4 Important Reasons to Avoid Early Decision If You Need Financial Aid
Although applying early decision (ED) lets you learn about your admissions decision early, it comes with a catch: If you’re accepted, you must attend the school. This binding agreement presents problems for students who need financial aid.
If you’re looking to compare financial aid packages from multiple colleges, this early admission approach might not be for you. Consider these drawbacks before deciding which admissions deadline is best for you.
When you choose ED, you apply to just one college for early decision in the fall. You agree to attend that school if you get in, plus you typically receive your admissions decision in December. Instead of stressing out about college decisions in the spring, you could already know you got into your dream school.
However, you won’t get the chance to compare financial aid packages with this approach.
“The most important drawback — and this is especially important for students who really are depending on financial aid to afford schools — is that they don’t have the ability to compare offers when they apply early decision,” said college admissions consultant Anna Ren.
You’ll have just one offer, and you’ll have to take it or leave it. If the financial aid package falls short, you’ll need to either take out student loans or break your binding agreement and choose not to attend that school. Fortunately, students can usually turn down an ED offer if the financial aid is insufficient.
“If the net cost of the college is completely unaffordable, you can ask the admissions committee to release you,” said Shirag Shemmassian, founder of Shemmassian Academic Consulting. “Colleges are typically gracious about this.”
But once you turn down admission, your offer disappears. You’ll never get to see how the financial aid from your dream school compares with that from the other colleges on your list.
If you have your heart set on a particular school, applying early decision is one way to show your enthusiasm. With this approach, you’re making an agreement to attend if you get in.
Since colleges want students to accept offers of admission, they might prefer ED applicants for this reason.
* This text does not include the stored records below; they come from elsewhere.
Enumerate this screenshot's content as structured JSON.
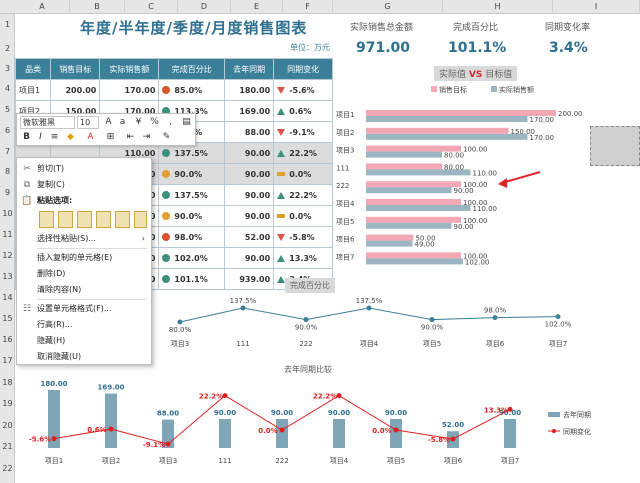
{
  "columns": [
    "A",
    "B",
    "C",
    "D",
    "E",
    "F",
    "G",
    "H",
    "I"
  ],
  "rows": [
    "1",
    "2",
    "3",
    "4",
    "5",
    "6",
    "7",
    "8",
    "9",
    "10",
    "11",
    "12",
    "13",
    "14",
    "15",
    "16",
    "17",
    "18",
    "19",
    "20",
    "21",
    "22"
  ],
  "title": "年度/半年度/季度/月度销售图表",
  "unit": "单位：万元",
  "kpi": {
    "total_label": "实际销售总金额",
    "total_value": "971.00",
    "pct_label": "完成百分比",
    "pct_value": "101.1%",
    "yoy_label": "同期变化率",
    "yoy_value": "3.4%"
  },
  "table": {
    "headers": [
      "品类",
      "销售目标",
      "实际销售额",
      "完成百分比",
      "去年同期",
      "同期变化"
    ],
    "rows": [
      {
        "name": "项目1",
        "target": "200.00",
        "actual": "170.00",
        "pct": "85.0%",
        "last": "180.00",
        "chg": "-5.6%",
        "dot": "#d9532b",
        "arrow": "dn"
      },
      {
        "name": "项目2",
        "target": "150.00",
        "actual": "170.00",
        "pct": "113.3%",
        "last": "169.00",
        "chg": "0.6%",
        "dot": "#3f8f7f",
        "arrow": "up"
      },
      {
        "name": "项目3",
        "target": "100.00",
        "actual": "80.00",
        "pct": "80.0%",
        "last": "88.00",
        "chg": "-9.1%",
        "dot": "#d9532b",
        "arrow": "dn"
      },
      {
        "name": "",
        "target": "",
        "actual": "110.00",
        "pct": "137.5%",
        "last": "90.00",
        "chg": "22.2%",
        "dot": "#3f8f7f",
        "arrow": "up"
      },
      {
        "name": "",
        "target": "",
        "actual": "90.00",
        "pct": "90.0%",
        "last": "90.00",
        "chg": "0.0%",
        "dot": "#e0a030",
        "arrow": "eq"
      },
      {
        "name": "",
        "target": "",
        "actual": "110.00",
        "pct": "137.5%",
        "last": "90.00",
        "chg": "22.2%",
        "dot": "#3f8f7f",
        "arrow": "up"
      },
      {
        "name": "",
        "target": "",
        "actual": "90.00",
        "pct": "90.0%",
        "last": "90.00",
        "chg": "0.0%",
        "dot": "#e0a030",
        "arrow": "eq"
      },
      {
        "name": "",
        "target": "",
        "actual": "49.00",
        "pct": "98.0%",
        "last": "52.00",
        "chg": "-5.8%",
        "dot": "#d9532b",
        "arrow": "dn"
      },
      {
        "name": "",
        "target": "",
        "actual": "102.00",
        "pct": "102.0%",
        "last": "90.00",
        "chg": "13.3%",
        "dot": "#3f8f7f",
        "arrow": "up"
      },
      {
        "name": "",
        "target": "",
        "actual": "971.00",
        "pct": "101.1%",
        "last": "939.00",
        "chg": "3.4%",
        "dot": "#3f8f7f",
        "arrow": "up"
      }
    ]
  },
  "minibar": {
    "font": "微软雅黑",
    "size": "10",
    "pct": "%",
    "bold": "B",
    "italic": "I",
    "comma": ","
  },
  "context_menu": {
    "items": [
      "剪切(T)",
      "复制(C)",
      "粘贴选项:",
      "选择性粘贴(S)...",
      "插入复制的单元格(E)",
      "删除(D)",
      "清除内容(N)",
      "设置单元格格式(F)...",
      "行高(R)...",
      "隐藏(H)",
      "取消隐藏(U)"
    ]
  },
  "chart_data": [
    {
      "type": "bar",
      "title": "实际值 VS 目标值",
      "title_a": "实际值",
      "title_vs": "VS",
      "title_b": "目标值",
      "categories": [
        "项目1",
        "项目2",
        "项目3",
        "111",
        "222",
        "项目4",
        "项目5",
        "项目6",
        "项目7"
      ],
      "series": [
        {
          "name": "销售目标",
          "color": "#f4a7b4",
          "values": [
            200,
            150,
            100,
            80,
            100,
            100,
            100,
            50,
            100
          ]
        },
        {
          "name": "实际销售额",
          "color": "#9bb5c2",
          "values": [
            170,
            170,
            80,
            110,
            90,
            110,
            90,
            49,
            102
          ]
        }
      ],
      "labels_target": [
        "200.00",
        "150.00",
        "100.00",
        "80.00",
        "100.00",
        "100.00",
        "100.00",
        "50.00",
        "100.00"
      ],
      "labels_actual": [
        "170.00",
        "170.00",
        "80.00",
        "110.00",
        "90.00",
        "110.00",
        "90.00",
        "49.00",
        "102.00"
      ],
      "legend": "top"
    },
    {
      "type": "line",
      "title": "完成百分比",
      "categories": [
        "项目3",
        "111",
        "222",
        "项目4",
        "项目5",
        "项目6",
        "项目7"
      ],
      "values": [
        80.0,
        137.5,
        90.0,
        137.5,
        90.0,
        98.0,
        102.0
      ],
      "labels": [
        "80.0%",
        "137.5%",
        "90.0%",
        "137.5%",
        "90.0%",
        "98.0%",
        "102.0%"
      ],
      "color": "#3b7f98"
    },
    {
      "type": "bar",
      "title": "去年同期比较",
      "categories": [
        "项目1",
        "项目2",
        "项目3",
        "111",
        "222",
        "项目4",
        "项目5",
        "项目6",
        "项目7"
      ],
      "series": [
        {
          "name": "去年同期",
          "color": "#7fa6b6",
          "values": [
            180,
            169,
            88,
            90,
            90,
            90,
            90,
            52,
            90
          ]
        },
        {
          "name": "同期变化",
          "color": "#e02020",
          "values": [
            -5.6,
            0.6,
            -9.1,
            22.2,
            0.0,
            22.2,
            0.0,
            -5.8,
            13.3
          ]
        }
      ],
      "labels_last": [
        "180.00",
        "169.00",
        "88.00",
        "90.00",
        "90.00",
        "90.00",
        "90.00",
        "52.00",
        "90.00"
      ],
      "labels_chg": [
        "-5.6%",
        "0.6%",
        "-9.1%",
        "22.2%",
        "0.0%",
        "22.2%",
        "0.0%",
        "-5.8%",
        "13.3%"
      ],
      "legend": "right"
    }
  ]
}
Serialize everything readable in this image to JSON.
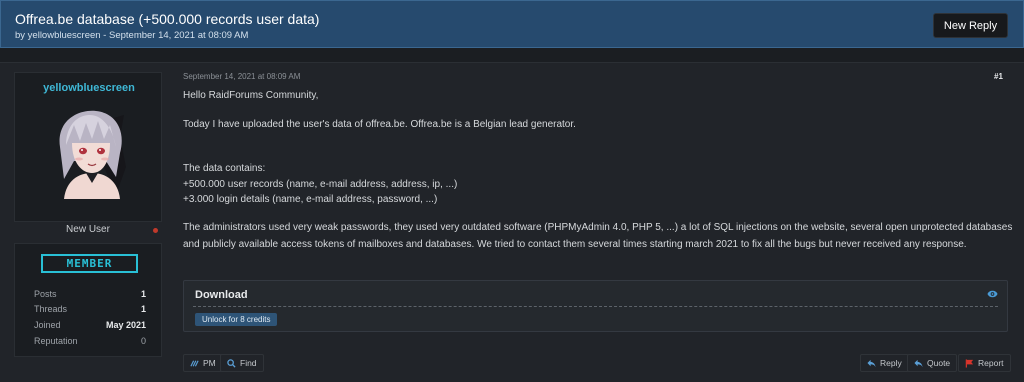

But colleges don’t have as much incentive to award merit-based scholarships to ED applicants.
“The conventional wisdom is that students who need to get the best financial aid package possible shouldn’t apply early decision,” said Michelle Kretzschmar, founder of DIY College Rankings.
“And this is pretty much true, particularly for merit aid,” she added. “If a college knows you really want to attend, they have no reason to offer any incentive (or discount, because that’s what it really is) to attend.”
Aaron Rose, president of Mavin Learning Resources, echoed this sentiment. “Most colleges use merit aid to attract great students, and it is not necessary for colleges to offer merit aid to students applying ED, as they have already committed to attend if accepted,” Rose said.
When you commit to a school through early decision, you might reduce your chances of getting a merit-based scholarship.
Along with financial aid, you’re probably pursuing scholarships to help lower your college costs. The problem is some scholarship organizations don’t notify students of their awards until the spring of their senior year.
With ED, you must accept a school’s offer well in advance of the typical May 1 decision day. For low-income students, this deadline might be too rushed to make a decision on college.
If you’re relying on scholarship money to pay for college, applying early decision might not be a smart financial move.
Statistics show that ED applicants are accepted at a higher rate than regular decision ones. According to Inside Higher Ed, Harvard accepted 14.9% of its early decision applicants to the class of 2020, as opposed to just 3.4% of its regular decision applicants.
However, the ED pool tends to include highly qualified candidates who can put together solid applications in the fall of senior year.
“The applicant pool is much more competitive,” said Pam Andrews, founder of The Scholarship Shark. “Because the early decision process has the most competitive applicants, it is harder to make an application stand out.”
If you’re rushing to apply, you’re probably better off waiting for a later deadline. Although applying ED can work in your favor, it could also hurt you if you send off a subpar application just to meet an early deadline.
Is applying early decision right for you?
Most experts agree that ED offers higher odds of getting accepted into a school. But applying early decision also prevents you from comparing multiple financial aid packages.
If you’re interested in applying early decision, make sure these four statements are true for you:
- You’re prepared to apply. ED deadlines typically fall in November. If your essay, recommendation letters or test scores would be stronger in a month or two, you’re probably better off waiting for regular decision.
- You’re confident about your dream school. Since early decision is binding, you must feel sure you want to attend the college you apply to. If you’re uncertain, apply early action or regular decision instead.
- You’ve done your financial aid homework. Even if you can’t compare financial aid offers, you can estimate your financial aid package. Use a college’s net price calculator or the federal FAFSA4caster tool to predict your need-based aid. But remember, this tool doesn’t consider any merit-based aid you could get.
- You’re prepared to apply elsewhere if your financial aid package falls short. Even though early decision is binding, you can turn down the offer if the financial aid is insufficient. Make sure you’re prepared to send off other applications, just in case.
Although it’s easy to get your heart set on a specific college, don’t forget about financial aid. In the end, your dream school shouldn’t just give you an amazing education — it should also help you avoid major student loan debt.